There’s no clear career path to product management. And while that sounds like just another obstacle keeping you from your dream job, it should actually come as a comfort to all you PM hopefuls. Here’s why.
It’s about equifinality, which simply means that the same end result can be achieved by many potential means and from many points of entry along the journey. It’s one of those grad school textbook terms you never expect to encounter again – until, perhaps, you’re talking about the path to product management.
The term resurfaced recently, thanks to Lena Sesardic, who joined Sean and Paul on this latest episode of ITX’s Product Momentum Podcast. Lena’s own journey is a story of equifinality; she is Croatian, but lived portions of her life in Europe, the Pacific Rim, and North America. Her professional life is equally diverse. Once an innovation lab product manager and entrepreneur, Lena is now a product management consultant and author. Her recent book, The Making of Product Managers, offers an up-close look at 20 real-life humans whose varied paths to product management should inspire us all.
So hang in there, you product designers and technologists. Take heed, marketers and web developers, and you mathematicians and high school educators. If product management is the field to which you aspire, it’s very likely someone has come before you to show the way.
But don’t take it from me. Tune in to hear it in Lena’s own words. Here’s a bit of what you’ll learn!
[03:24] As a product manager, I found that writing a book is a lot like building a product. Iteration was a really big part of it, and adding important features too.
[04:46] It doesn’t matter what you did before. There’s likely to be a parallel that you can draw on, and there’s no limit to who can break into product.
[06:39] PMs require such a huge, diverse skill set. Decision-making, analytical, communication skills.
[06:58] There’s also less tangible, equally important, PM skills.
[08:32] Experience isn’t just the number of years, but it’s actually what have you done. Get a taste of everything.
[10:32] Diversity of experience is key in terms of prioritization. You really need to get the full picture, to be able to look at the problem from every perspective and think about the holes in your ideas.
[12:40] PMs get to own their role because the job of a product manager is actually carving out what their job description is.
[14:22] Predict the organization’s needs. Insiders are privy to how the organization is operating, growing, and changing. So as an insider, you might be able to predict when things are going to be needed – and step in to fill that void.
[15:49] The product manager is the glue that holds the team together.
[18:09] If you can crack the code to become a product manager, you can be a good product manager – and you deserve to be one.
[20:27] Innovation through Transplanting. Taking something that’s working in one industry, spinning it a certain way, transplanting it into another industry. Just like that, you have a new service and it’s actually Innovation.

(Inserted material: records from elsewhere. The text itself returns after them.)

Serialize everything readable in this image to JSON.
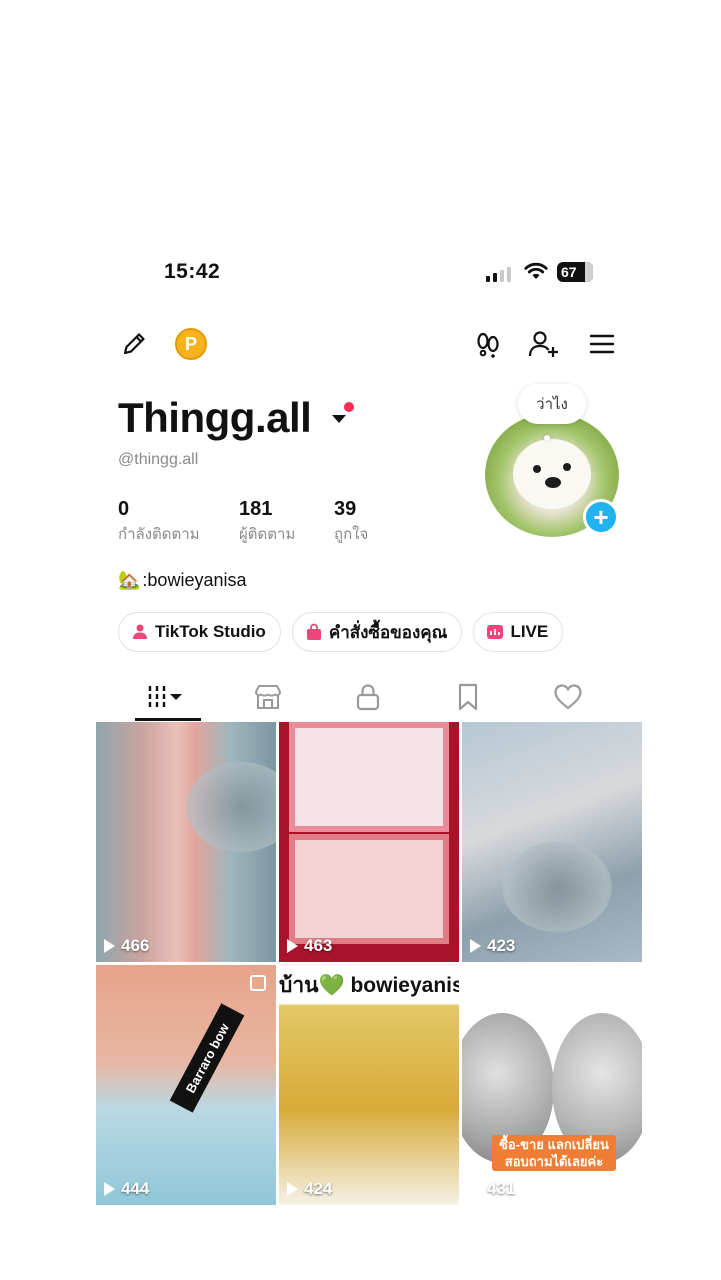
{
  "status": {
    "time": "15:42",
    "battery": "67"
  },
  "profile": {
    "username": "Thingg.all",
    "handle": "@thingg.all",
    "avatar_bubble": "ว่าไง",
    "bio": ":bowieyanisa",
    "bio_emoji": "🏡"
  },
  "stats": [
    {
      "num": "0",
      "label": "กำลังติดตาม"
    },
    {
      "num": "181",
      "label": "ผู้ติดตาม"
    },
    {
      "num": "39",
      "label": "ถูกใจ"
    }
  ],
  "pills": [
    {
      "label": "TikTok Studio"
    },
    {
      "label": "คำสั่งซื้อของคุณ"
    },
    {
      "label": "LIVE"
    }
  ],
  "coin_label": "P",
  "videos": [
    {
      "views": "466"
    },
    {
      "views": "463"
    },
    {
      "views": "423"
    },
    {
      "views": "444",
      "sticker": "Barraro bow"
    },
    {
      "views": "424",
      "header": "บ้าน💚 bowieyanisa"
    },
    {
      "views": "431",
      "tag": "ซื้อ-ขาย แลกเปลี่ยน สอบถามได้เลยค่ะ"
    }
  ],
  "colors": {
    "accent_red": "#fe2c55",
    "accent_blue": "#20b3f0",
    "coin": "#f6b31e"
  }
}
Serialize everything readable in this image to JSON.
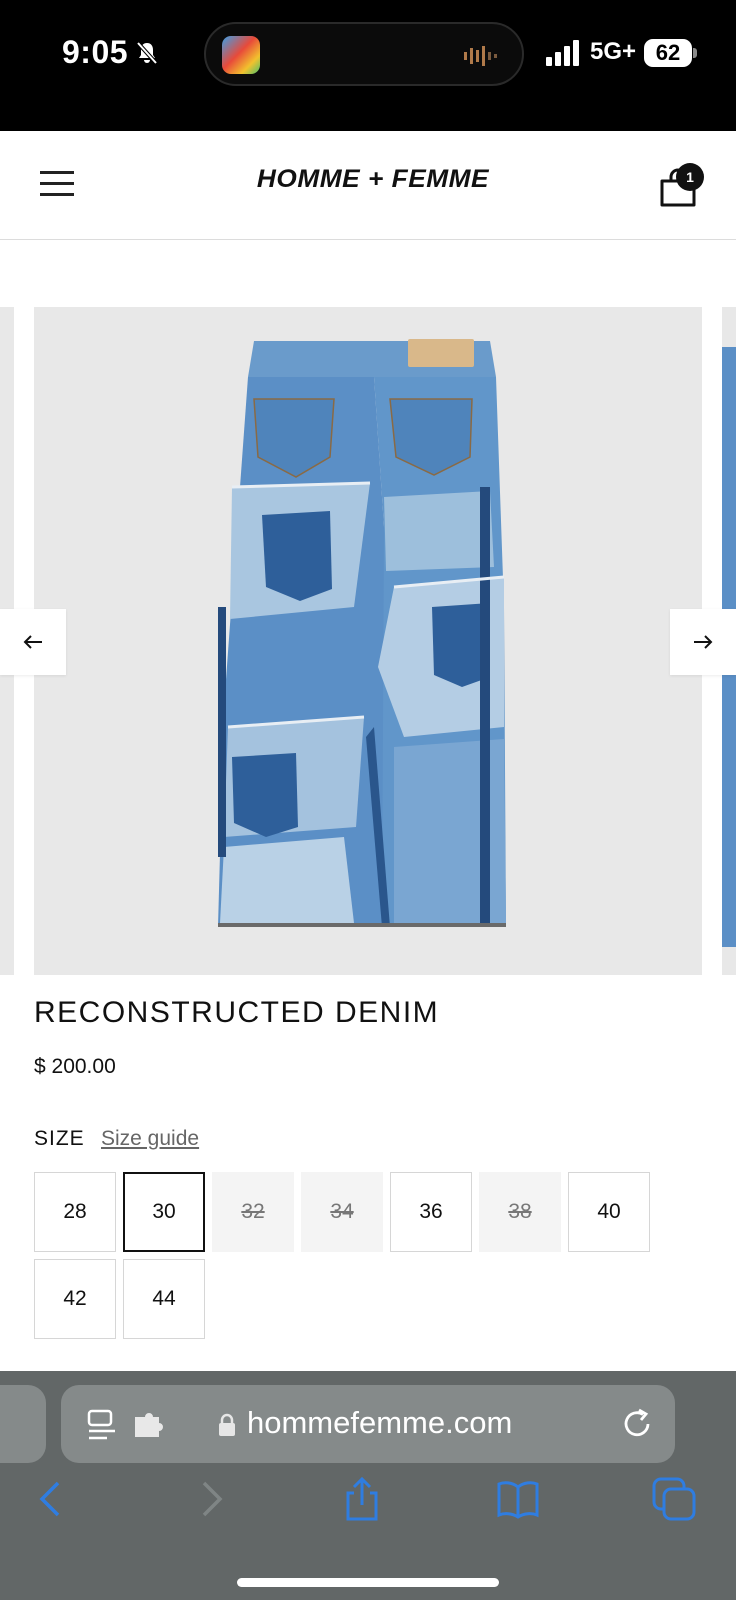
{
  "status_bar": {
    "time": "9:05",
    "network": "5G+",
    "battery": "62"
  },
  "header": {
    "brand": "HOMME + FEMME",
    "cart_count": "1"
  },
  "product": {
    "title": "RECONSTRUCTED DENIM",
    "price": "$ 200.00",
    "size_label": "SIZE",
    "size_guide_label": "Size guide",
    "sizes": [
      {
        "label": "28",
        "state": "available"
      },
      {
        "label": "30",
        "state": "selected"
      },
      {
        "label": "32",
        "state": "unavailable"
      },
      {
        "label": "34",
        "state": "unavailable"
      },
      {
        "label": "36",
        "state": "available"
      },
      {
        "label": "38",
        "state": "unavailable"
      },
      {
        "label": "40",
        "state": "available"
      },
      {
        "label": "42",
        "state": "available"
      },
      {
        "label": "44",
        "state": "available"
      }
    ]
  },
  "browser": {
    "url": "hommefemme.com"
  },
  "colors": {
    "accent_blue": "#2f7de1",
    "denim_mid": "#5b8fc6",
    "denim_light": "#a9c6e0",
    "denim_dark": "#2e5f9a"
  }
}
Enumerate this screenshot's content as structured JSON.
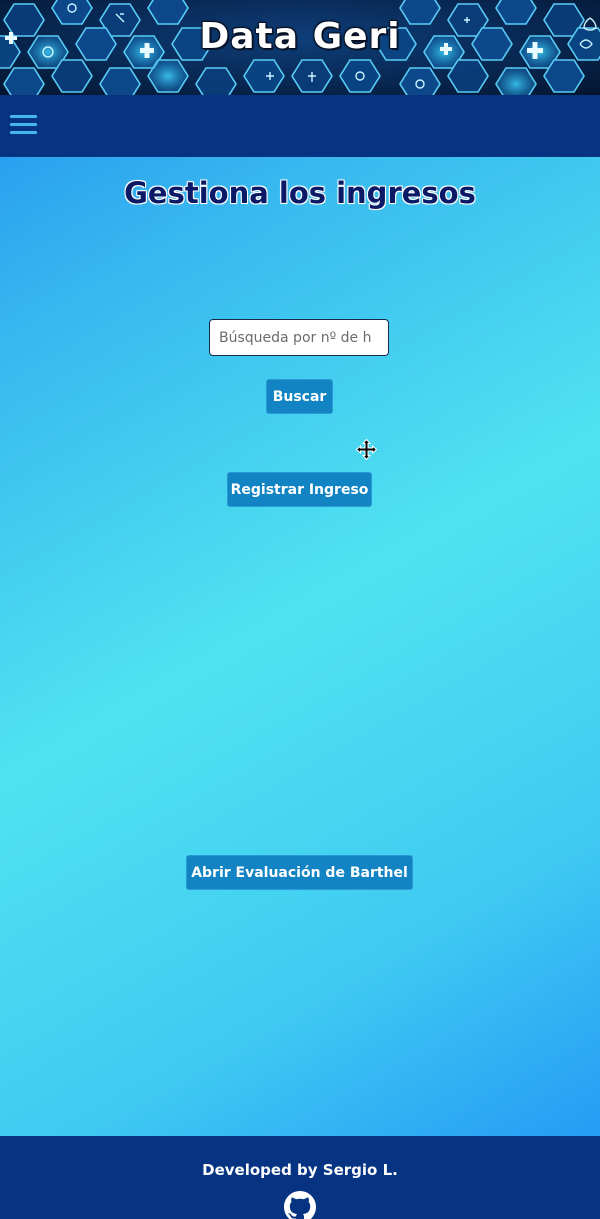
{
  "app": {
    "title": "Data Geri"
  },
  "navbar": {
    "menu_icon": "hamburger-menu-icon"
  },
  "main": {
    "title": "Gestiona los ingresos",
    "search": {
      "placeholder": "Búsqueda por nº de h",
      "value": ""
    },
    "buttons": {
      "search_label": "Buscar",
      "register_label": "Registrar Ingreso",
      "barthel_label": "Abrir Evaluación de Barthel"
    }
  },
  "footer": {
    "credit": "Developed by Sergio L.",
    "icon": "github-icon"
  },
  "colors": {
    "navbar": "#063483",
    "button": "#1284c4",
    "title": "#0b1a66",
    "hamburger": "#46b4ee"
  }
}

Lena’s Recommended Reading
The Wisdom of Crowds, by James Surowiecki.
Inspired: How To Create Tech Products Customers Love, by Marty Cagan.
Lena Sesardic is originally Croatian but grew up in Asia for most of her life before moving to Vancouver, B.C. in 2009 to study Economics at the University of British Columbia.
She first started working in Product Management in early 2017 while being part of a startup-like team within a large financial technology organization. She then led an innovation team at a customer experience management company.
Presently she works as a Consultant in Product Management at the financial technology organization where she previously worked, while pursuing personal projects on the side. Her latest personal project is her newly launched book, The Making of Product Managers.